The required result is every line of the records that includes "Lihat".

SOURCE INFORMATION:

···

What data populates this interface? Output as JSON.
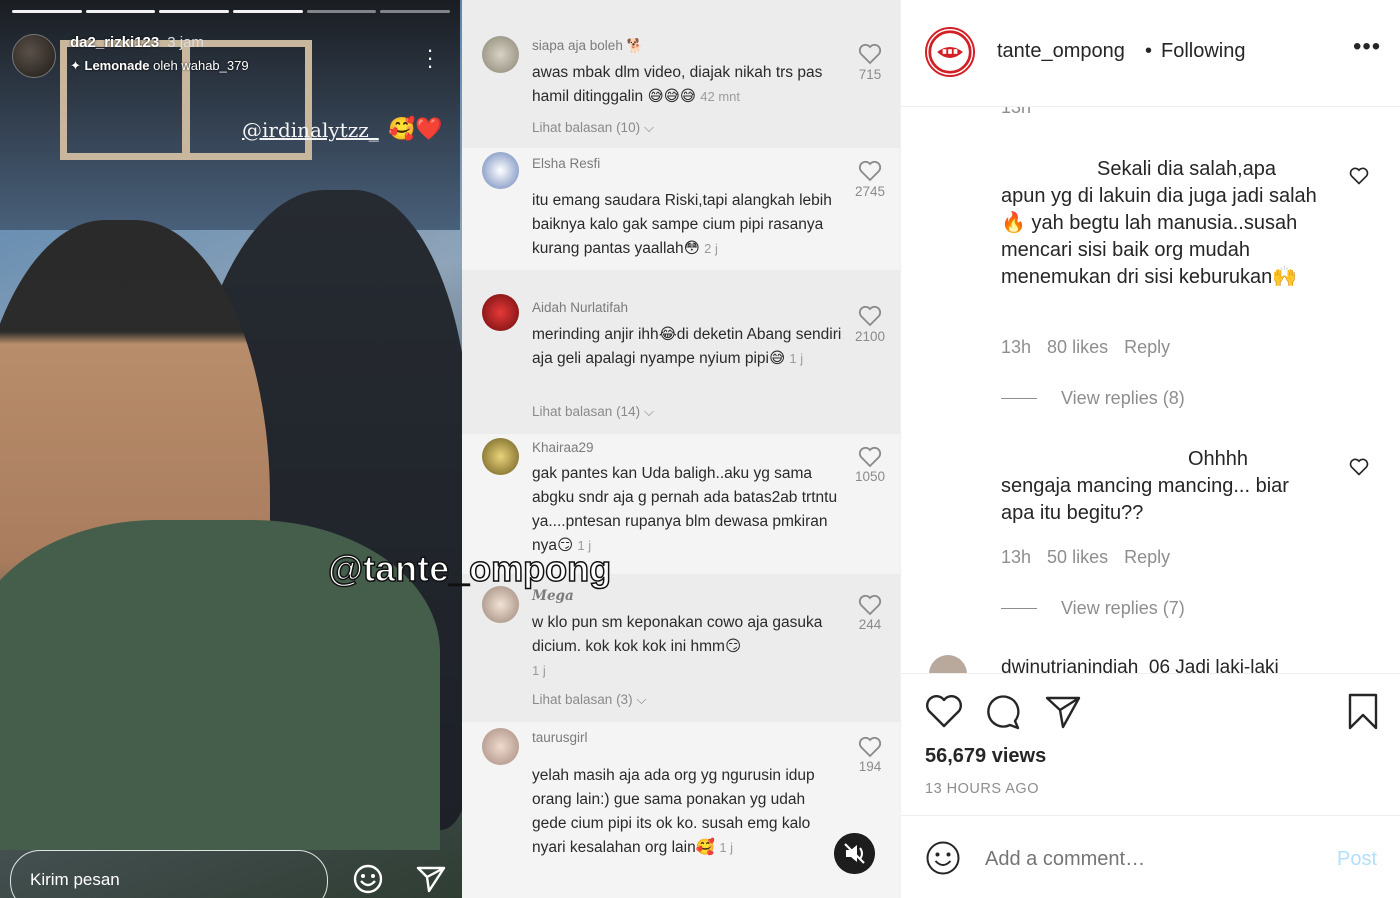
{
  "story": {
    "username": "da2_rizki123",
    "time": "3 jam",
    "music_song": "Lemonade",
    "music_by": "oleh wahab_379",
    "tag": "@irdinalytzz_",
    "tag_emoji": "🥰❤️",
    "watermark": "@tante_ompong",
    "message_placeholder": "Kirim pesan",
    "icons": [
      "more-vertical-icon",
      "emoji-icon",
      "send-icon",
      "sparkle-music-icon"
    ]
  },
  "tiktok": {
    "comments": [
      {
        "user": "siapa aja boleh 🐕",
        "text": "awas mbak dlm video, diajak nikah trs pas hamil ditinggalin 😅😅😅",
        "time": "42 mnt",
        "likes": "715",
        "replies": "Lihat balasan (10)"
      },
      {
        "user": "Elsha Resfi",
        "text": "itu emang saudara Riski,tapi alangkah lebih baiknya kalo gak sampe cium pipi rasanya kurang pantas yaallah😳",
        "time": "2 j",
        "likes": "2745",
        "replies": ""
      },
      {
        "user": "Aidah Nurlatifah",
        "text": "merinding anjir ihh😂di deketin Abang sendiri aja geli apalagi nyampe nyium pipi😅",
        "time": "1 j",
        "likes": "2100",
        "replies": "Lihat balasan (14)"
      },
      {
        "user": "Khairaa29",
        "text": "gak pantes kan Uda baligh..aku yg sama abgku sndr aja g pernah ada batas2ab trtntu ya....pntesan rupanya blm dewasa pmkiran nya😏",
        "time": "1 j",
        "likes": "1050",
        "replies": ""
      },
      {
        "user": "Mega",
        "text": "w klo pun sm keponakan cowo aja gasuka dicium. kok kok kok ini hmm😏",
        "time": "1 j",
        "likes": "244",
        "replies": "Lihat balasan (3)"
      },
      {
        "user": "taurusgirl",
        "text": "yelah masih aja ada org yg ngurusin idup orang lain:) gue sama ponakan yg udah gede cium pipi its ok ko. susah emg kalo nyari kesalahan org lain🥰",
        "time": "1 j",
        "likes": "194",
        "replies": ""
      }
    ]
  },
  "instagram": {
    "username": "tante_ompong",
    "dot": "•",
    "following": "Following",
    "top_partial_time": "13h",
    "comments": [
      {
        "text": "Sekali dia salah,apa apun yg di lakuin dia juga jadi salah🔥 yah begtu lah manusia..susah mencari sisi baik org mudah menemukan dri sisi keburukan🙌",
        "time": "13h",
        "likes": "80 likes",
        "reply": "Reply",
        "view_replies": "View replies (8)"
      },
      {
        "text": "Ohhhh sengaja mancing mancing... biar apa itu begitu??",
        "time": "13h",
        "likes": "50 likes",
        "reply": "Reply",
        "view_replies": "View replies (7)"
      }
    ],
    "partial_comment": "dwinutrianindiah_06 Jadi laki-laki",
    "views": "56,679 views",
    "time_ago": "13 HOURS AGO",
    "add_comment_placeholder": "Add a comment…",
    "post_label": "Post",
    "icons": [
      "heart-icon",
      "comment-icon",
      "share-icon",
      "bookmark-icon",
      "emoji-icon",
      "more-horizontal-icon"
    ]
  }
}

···

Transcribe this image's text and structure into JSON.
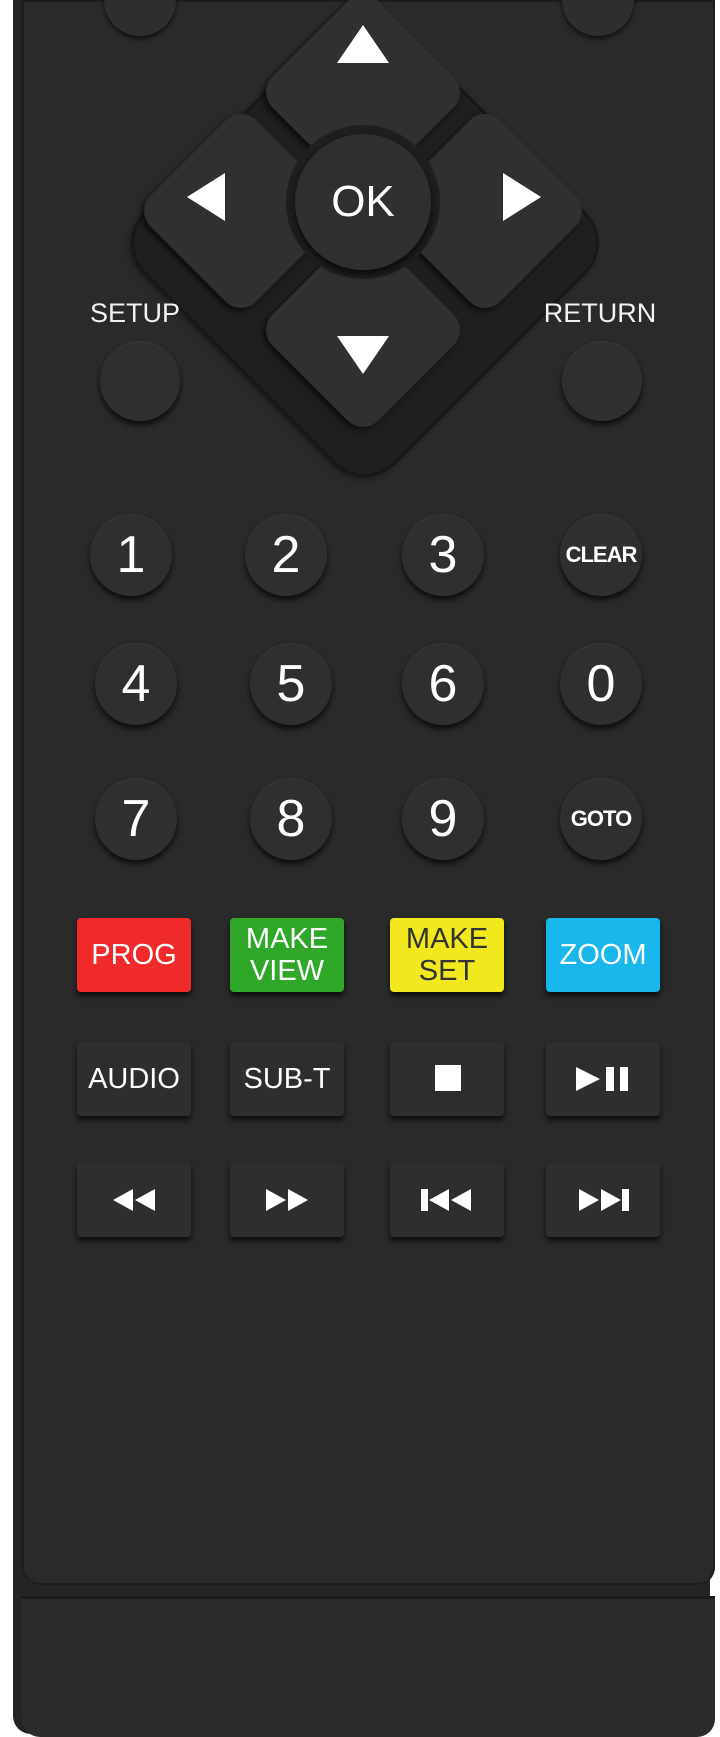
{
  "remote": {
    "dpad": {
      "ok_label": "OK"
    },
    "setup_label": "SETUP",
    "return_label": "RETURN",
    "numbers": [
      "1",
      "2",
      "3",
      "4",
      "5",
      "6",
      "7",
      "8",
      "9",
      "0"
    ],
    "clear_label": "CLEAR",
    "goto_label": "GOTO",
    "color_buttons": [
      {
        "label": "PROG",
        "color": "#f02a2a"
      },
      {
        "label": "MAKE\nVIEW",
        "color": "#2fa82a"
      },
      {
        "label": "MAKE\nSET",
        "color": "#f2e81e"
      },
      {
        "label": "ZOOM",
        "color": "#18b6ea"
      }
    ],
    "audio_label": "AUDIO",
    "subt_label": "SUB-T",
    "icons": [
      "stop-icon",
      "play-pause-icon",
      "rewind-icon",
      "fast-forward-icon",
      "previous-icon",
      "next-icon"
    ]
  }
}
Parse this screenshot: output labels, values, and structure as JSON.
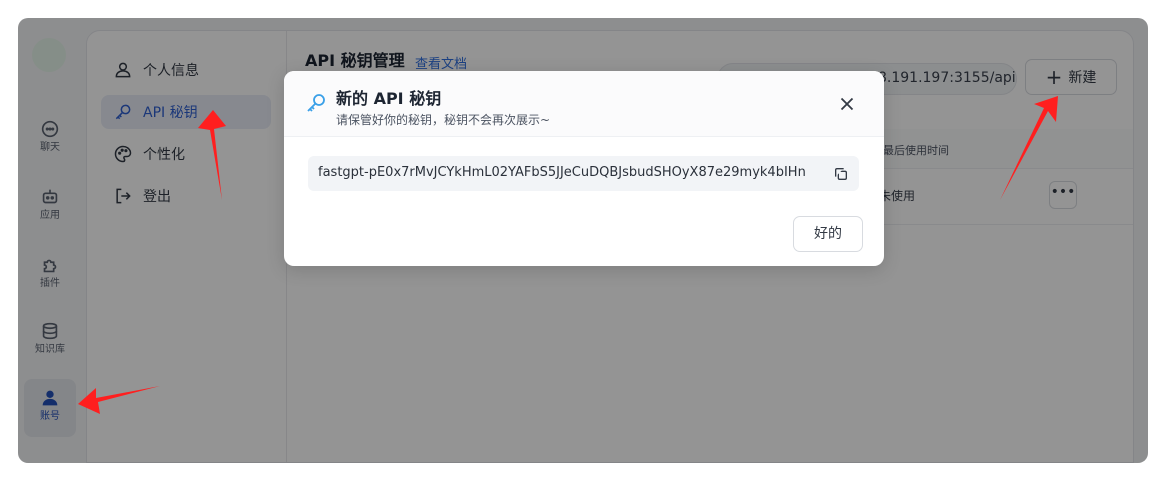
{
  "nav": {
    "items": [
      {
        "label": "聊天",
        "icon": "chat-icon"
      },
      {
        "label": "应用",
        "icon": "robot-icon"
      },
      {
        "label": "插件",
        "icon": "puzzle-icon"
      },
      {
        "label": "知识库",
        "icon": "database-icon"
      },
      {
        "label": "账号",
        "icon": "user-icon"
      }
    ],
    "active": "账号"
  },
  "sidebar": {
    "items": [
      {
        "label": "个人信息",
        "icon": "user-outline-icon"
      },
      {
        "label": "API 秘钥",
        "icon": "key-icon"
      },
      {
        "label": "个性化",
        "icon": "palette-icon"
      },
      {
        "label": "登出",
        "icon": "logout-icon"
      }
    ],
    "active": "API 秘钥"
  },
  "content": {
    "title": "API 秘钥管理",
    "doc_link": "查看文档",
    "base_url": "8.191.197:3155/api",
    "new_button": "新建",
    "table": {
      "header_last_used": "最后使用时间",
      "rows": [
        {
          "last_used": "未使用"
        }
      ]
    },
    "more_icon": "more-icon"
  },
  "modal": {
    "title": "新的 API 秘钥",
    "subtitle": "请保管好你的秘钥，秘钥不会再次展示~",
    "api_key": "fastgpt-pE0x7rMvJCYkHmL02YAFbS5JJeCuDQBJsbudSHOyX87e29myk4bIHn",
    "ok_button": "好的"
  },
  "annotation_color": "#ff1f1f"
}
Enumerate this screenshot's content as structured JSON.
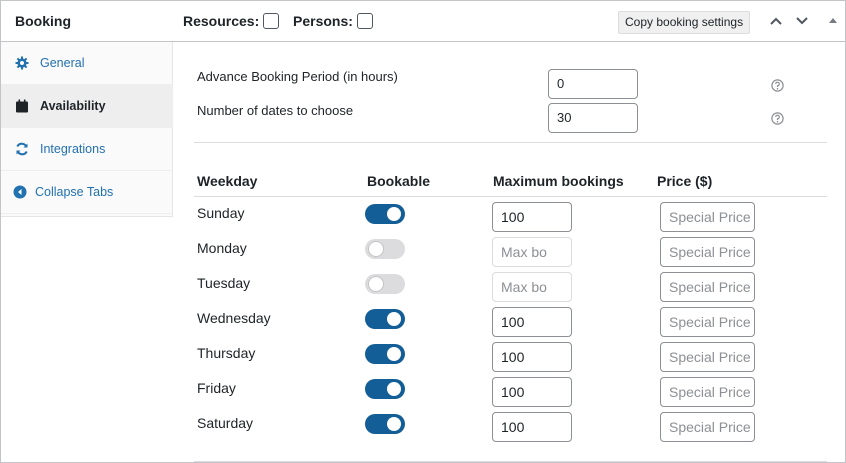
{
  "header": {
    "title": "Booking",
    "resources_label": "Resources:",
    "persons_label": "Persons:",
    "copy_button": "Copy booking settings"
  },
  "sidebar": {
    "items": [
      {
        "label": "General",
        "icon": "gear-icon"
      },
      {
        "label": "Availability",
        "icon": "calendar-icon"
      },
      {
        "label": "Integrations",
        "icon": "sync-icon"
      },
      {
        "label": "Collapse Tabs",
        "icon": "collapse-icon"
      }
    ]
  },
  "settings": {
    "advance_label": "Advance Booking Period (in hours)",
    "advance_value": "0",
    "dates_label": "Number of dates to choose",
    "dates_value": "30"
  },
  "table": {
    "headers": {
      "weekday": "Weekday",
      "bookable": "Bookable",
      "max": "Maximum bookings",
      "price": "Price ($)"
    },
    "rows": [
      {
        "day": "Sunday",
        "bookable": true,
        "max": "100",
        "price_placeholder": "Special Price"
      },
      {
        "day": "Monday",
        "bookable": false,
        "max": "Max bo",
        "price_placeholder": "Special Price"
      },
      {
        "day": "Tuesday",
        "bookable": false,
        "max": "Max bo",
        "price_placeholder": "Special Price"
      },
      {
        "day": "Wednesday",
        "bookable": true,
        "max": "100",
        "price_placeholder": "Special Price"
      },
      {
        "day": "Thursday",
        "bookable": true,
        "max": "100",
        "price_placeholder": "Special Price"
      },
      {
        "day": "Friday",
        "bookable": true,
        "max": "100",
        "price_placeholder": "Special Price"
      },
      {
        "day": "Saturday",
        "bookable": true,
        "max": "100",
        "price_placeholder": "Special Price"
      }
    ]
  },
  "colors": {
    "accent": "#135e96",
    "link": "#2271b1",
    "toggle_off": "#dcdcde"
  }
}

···

RESULT OF THE TASK:
        "replies": "Lihat balasan (10)"
        "replies": "Lihat balasan (14)"
        "replies": "Lihat balasan (3)"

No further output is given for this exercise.